● **Problem to work on**
Once the line with "Parse this screenshot: output" is found, write it out along with every line after it, exactly, up to the last line of the entries below. Exclude pictures.
§
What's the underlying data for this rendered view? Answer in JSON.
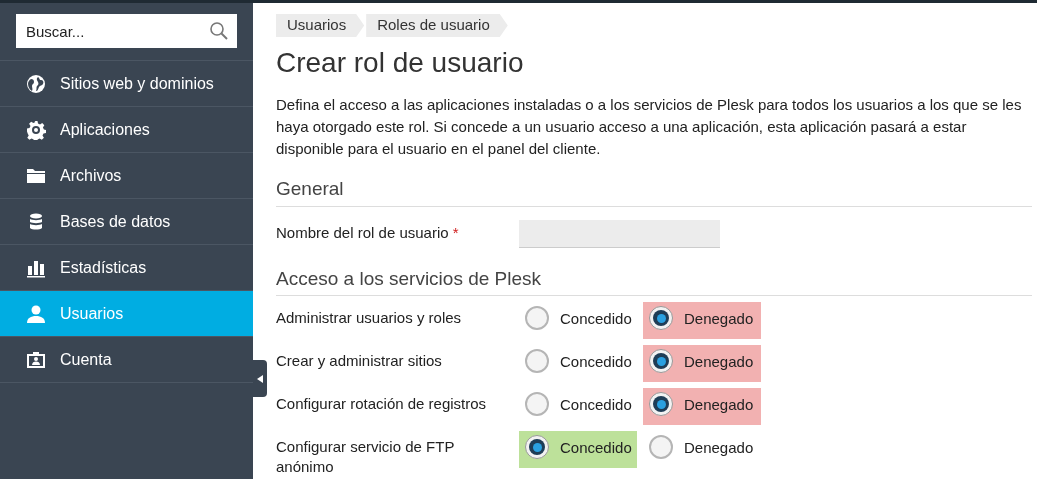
{
  "sidebar": {
    "search": {
      "placeholder": "Buscar..."
    },
    "items": [
      {
        "label": "Sitios web y dominios",
        "selected": false
      },
      {
        "label": "Aplicaciones",
        "selected": false
      },
      {
        "label": "Archivos",
        "selected": false
      },
      {
        "label": "Bases de datos",
        "selected": false
      },
      {
        "label": "Estadísticas",
        "selected": false
      },
      {
        "label": "Usuarios",
        "selected": true
      },
      {
        "label": "Cuenta",
        "selected": false
      }
    ]
  },
  "breadcrumbs": [
    "Usuarios",
    "Roles de usuario"
  ],
  "title": "Crear rol de usuario",
  "description": "Defina el acceso a las aplicaciones instaladas o a los servicios de Plesk para todos los usuarios a los que se les haya otorgado este rol. Si concede a un usuario acceso a una aplicación, esta aplicación pasará a estar disponible para el usuario en el panel del cliente.",
  "general": {
    "heading": "General",
    "field": {
      "label": "Nombre del rol de usuario",
      "required_mark": "*"
    }
  },
  "services": {
    "heading": "Acceso a los servicios de Plesk",
    "rows": [
      {
        "label": "Administrar usuarios y roles",
        "options": [
          {
            "label": "Concedido",
            "selected": false
          },
          {
            "label": "Denegado",
            "selected": true
          }
        ]
      },
      {
        "label": "Crear y administrar sitios",
        "options": [
          {
            "label": "Concedido",
            "selected": false
          },
          {
            "label": "Denegado",
            "selected": true
          }
        ]
      },
      {
        "label": "Configurar rotación de registros",
        "options": [
          {
            "label": "Concedido",
            "selected": false
          },
          {
            "label": "Denegado",
            "selected": true
          }
        ]
      },
      {
        "label": "Configurar servicio de FTP anónimo",
        "options": [
          {
            "label": "Concedido",
            "selected": true
          },
          {
            "label": "Denegado",
            "selected": false
          }
        ]
      }
    ]
  }
}
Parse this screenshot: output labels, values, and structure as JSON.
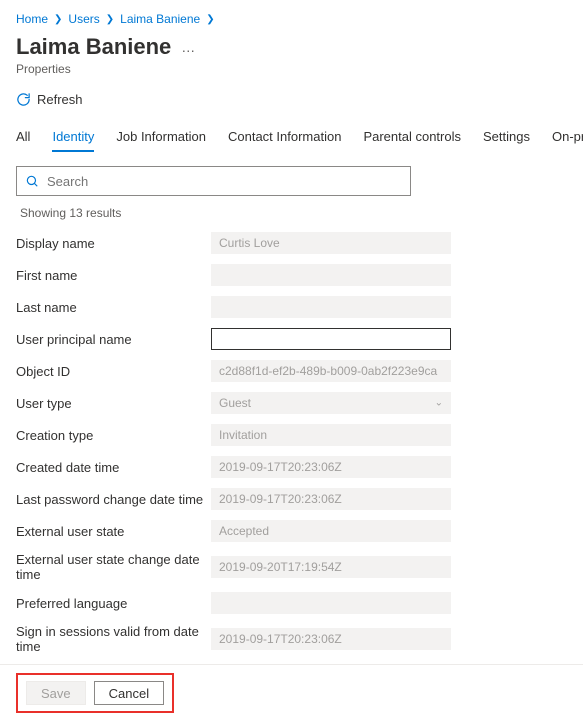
{
  "breadcrumb": {
    "home": "Home",
    "users": "Users",
    "current": "Laima Baniene"
  },
  "page": {
    "title": "Laima Baniene",
    "subtitle": "Properties",
    "refresh_label": "Refresh"
  },
  "tabs": {
    "all": "All",
    "identity": "Identity",
    "job": "Job Information",
    "contact": "Contact Information",
    "parental": "Parental controls",
    "settings": "Settings",
    "onprem": "On-premises"
  },
  "search": {
    "placeholder": "Search",
    "results_text": "Showing 13 results"
  },
  "fields": {
    "display_name": {
      "label": "Display name",
      "value": "Curtis Love"
    },
    "first_name": {
      "label": "First name",
      "value": ""
    },
    "last_name": {
      "label": "Last name",
      "value": ""
    },
    "upn": {
      "label": "User principal name",
      "value": ""
    },
    "object_id": {
      "label": "Object ID",
      "value": "c2d88f1d-ef2b-489b-b009-0ab2f223e9ca"
    },
    "user_type": {
      "label": "User type",
      "value": "Guest"
    },
    "creation_type": {
      "label": "Creation type",
      "value": "Invitation"
    },
    "created": {
      "label": "Created date time",
      "value": "2019-09-17T20:23:06Z"
    },
    "last_pw": {
      "label": "Last password change date time",
      "value": "2019-09-17T20:23:06Z"
    },
    "ext_state": {
      "label": "External user state",
      "value": "Accepted"
    },
    "ext_state_change": {
      "label": "External user state change date time",
      "value": "2019-09-20T17:19:54Z"
    },
    "pref_lang": {
      "label": "Preferred language",
      "value": ""
    },
    "sessions_valid": {
      "label": "Sign in sessions valid from date time",
      "value": "2019-09-17T20:23:06Z"
    }
  },
  "actions": {
    "save": "Save",
    "cancel": "Cancel"
  }
}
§
● **Response area**
Parse this screenshot: output labels, values, and structure as JSON.
{
  "breadcrumb": {
    "home": "Home",
    "users": "Users",
    "current": "Laima Baniene"
  },
  "page": {
    "title": "Laima Baniene",
    "subtitle": "Properties",
    "refresh_label": "Refresh"
  },
  "tabs": {
    "all": "All",
    "identity": "Identity",
    "job": "Job Information",
    "contact": "Contact Information",
    "parental": "Parental controls",
    "settings": "Settings",
    "onprem": "On-premises"
  },
  "search": {
    "placeholder": "Search",
    "results_text": "Showing 13 results"
  },
  "fields": {
    "display_name": {
      "label": "Display name",
      "value": "Curtis Love"
    },
    "first_name": {
      "label": "First name",
      "value": ""
    },
    "last_name": {
      "label": "Last name",
      "value": ""
    },
    "upn": {
      "label": "User principal name",
      "value": ""
    },
    "object_id": {
      "label": "Object ID",
      "value": "c2d88f1d-ef2b-489b-b009-0ab2f223e9ca"
    },
    "user_type": {
      "label": "User type",
      "value": "Guest"
    },
    "creation_type": {
      "label": "Creation type",
      "value": "Invitation"
    },
    "created": {
      "label": "Created date time",
      "value": "2019-09-17T20:23:06Z"
    },
    "last_pw": {
      "label": "Last password change date time",
      "value": "2019-09-17T20:23:06Z"
    },
    "ext_state": {
      "label": "External user state",
      "value": "Accepted"
    },
    "ext_state_change": {
      "label": "External user state change date time",
      "value": "2019-09-20T17:19:54Z"
    },
    "pref_lang": {
      "label": "Preferred language",
      "value": ""
    },
    "sessions_valid": {
      "label": "Sign in sessions valid from date time",
      "value": "2019-09-17T20:23:06Z"
    }
  },
  "actions": {
    "save": "Save",
    "cancel": "Cancel"
  }
}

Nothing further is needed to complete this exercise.